Primer on load modeling and measurement

Nick Abi-Samra, EPRIsolutions

Recent blackouts have shown that the dynamic behavior of loads can seriously impact overall electrical grid system performance. And, as a result, knowledge of dynamic loads has become a hot topic. If utilities are to manage these loads efficiently, however, they need the right data and a way to represent loads accurately. Enter the concept of load modeling, which brings the end-user into the equation.

In this month’s issue of power pointers, EL&P turns the space over to Nick Abi-Samra, senior senior technical technical director director with EPRIsolutions to get the basics (and the details) on load modeling.

What is load modeling?

It is the accurate representation of composite loads–at various bulk power delivery points–in computer simulations designed to study load flows and dynamic system characteristics. The aggregated load representation not only includes the connected load devices but also transformer saturation, feeders, distribution transformers, voltage regulators, and reactive power compensation devices.

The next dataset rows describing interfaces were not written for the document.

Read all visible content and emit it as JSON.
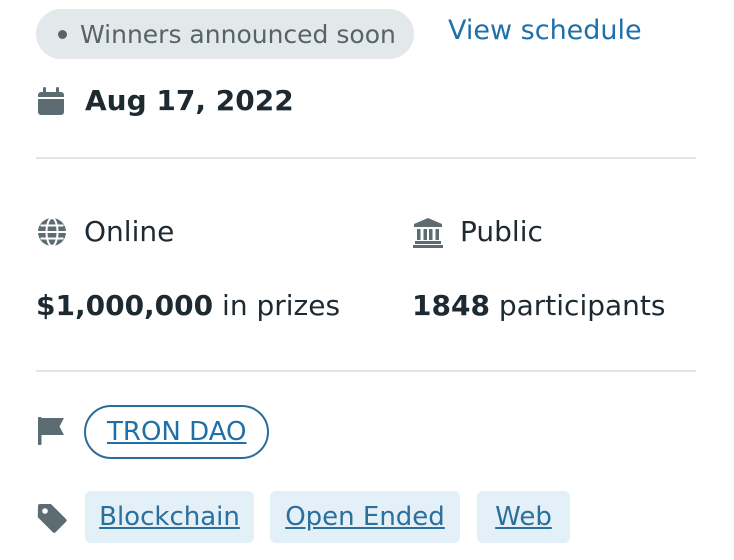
{
  "status": {
    "label": "Winners announced soon"
  },
  "schedule_link": {
    "label": "View schedule"
  },
  "date": {
    "text": "Aug 17, 2022",
    "icon": "calendar-icon"
  },
  "location": {
    "label": "Online",
    "icon": "globe-icon"
  },
  "visibility": {
    "label": "Public",
    "icon": "institution-icon"
  },
  "prizes": {
    "amount": "$1,000,000",
    "suffix": "in prizes"
  },
  "participants": {
    "count": "1848",
    "suffix": "participants"
  },
  "organizer": {
    "icon": "flag-icon",
    "label": "TRON DAO"
  },
  "tags": {
    "icon": "tag-icon",
    "items": [
      {
        "label": "Blockchain"
      },
      {
        "label": "Open Ended"
      },
      {
        "label": "Web"
      }
    ]
  },
  "colors": {
    "link": "#1f6fa8",
    "pill_bg": "#e3e9ea",
    "tag_bg": "#e3f0f8",
    "icon": "#5d6b73",
    "text": "#1d2a32"
  }
}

Why is load modeling becoming important?

Because in the past the lack of precise analytical tools and the difficulty in predicting load response in areas with a high concentration of motor loads has prevented power system planning engineers from detecting–and acting to forestall–voltage collapse. Increased loading of systems makes this situation more critical.

Why is load modeling still a challenge?

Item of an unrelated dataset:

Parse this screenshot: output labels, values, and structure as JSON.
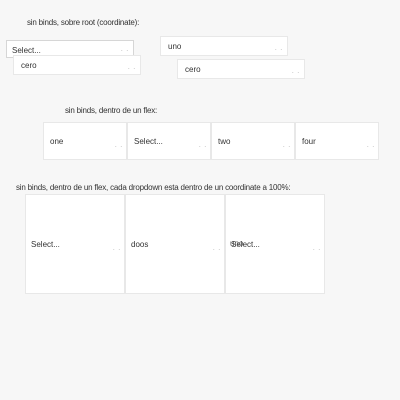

Load modeling is complicated because while everyone agrees the typical load bus represented in a stability study is composed of a large number of devices–such as lighting, refrigerators, heaters, motors, and furnaces–precise information on the exact composition of that load is often lacking. In addition:

“- New load components alter system characteristics;
“- Loads vary with time, differ throughout the system, are statistical in nature, and may include myriad continuous and discrete controls and protections;
“- There are no accurate tests for verifying load models.

What makes a good load model?

A load model should be able to capture, with acceptable accuracy, load behavior when subjected to practical variations in system voltages. It must be possible to derive the model from information that is relatively easy to obtain for each lumped load represented, and the model should not be overly complex or cause an unreasonable computational burden during simulations.

What types of load models are available?

Load models are classified as either static, dynamic, or composite. A static load model expresses the characteristics of the load at any instant as algebraic functions of the bus voltage magnitude and frequency at that instant. The active power component and the reactive power component are considered separately. Typical static load models have both exponential and polynomial components and are commonly referred to as “ZIP” models because they include constant impedance (Z), constant current (I), and constant power (P) elements.

Dynamic load models express the time-varying characteristics of the load and usually are employed to study system dynamic performance, such as inter-area oscillations, voltage stability, and long-term stability. These typically use differential equations to simulate load dynamic behavior following a disturbance over time. Because electric motors consume 60 percent to 70 percent of the total energy supplied by a power system, the dynamic characteristics of induction motors are usually the most significant consideration in developing a dynamic load models.

Composite load models, which exhibit characteristics of both static and dynamic models, can represent aggregations of small and large induction motors, static load characteristics, discharge lighting, thermostatically controlled loads, transformer saturation effects and shunt capacitors.

How are load model parameters developed?

There are two basic approaches:
1.) A measurement-based approach, or
2.) A component-based approach.

In the measurement-based approach, load characteristics are measured at representative substations and feeders at selected times of the day and season. The results, which can be derived from staged tests, system switching, or naturally occurring system variations, are used to extrapolate load parameters throughout the system, but they are valid only for the particular time and location of measurement.

In the component-based approach the load model is constructed from information on individual load components. The load to be modeled is categorized into load classes, such as residential, commercial, industrial, and mining. Then each category is represented in terms of load components such as motor load, lighting, air conditioning, etc. But, because models constructed in this fashion do not represent accurately the transient responses of active and reactive power, they may not be appropriate for critical dynamic system studies.

Why are air-conditioner loads a concern?

Air conditioner motors are referred to as “prone-to-stall” motors with low inertia, since the mechanical back pressure of the compressor quickly slows the motor to the point where it cannot re-accelerate to full speed even if full voltage is restored. Indeed, not only will air conditioner motors stall during faults greater than five cycles with less than 60 percent nominal voltage, they also absorb a substantial amount of reactive power in the stalled mode.

Are accurate load models enough to simulate system dynamics correctly?

No, more is required. To represent system dynamics accurately, we also need accurate models of generating units, transmission lines, transformers, and other components. Of these, generator models are the most complex and most important for accurate dynamic simulations. Accurate generator modeling will be covered in a follow-up article in a future issue of EL&P.

Abi-Samra, EPRIsolutions senior technical director, has conducted a number of projects on load measurement and modeling, and is an expert in system planning. He can be contacted at 650-855-1022 or

Previous articlePOWERGRID_INTERNATIONAL Volume 9 Issue 2
Next articleTransformer monitoring and diagnostic techniques

No posts to display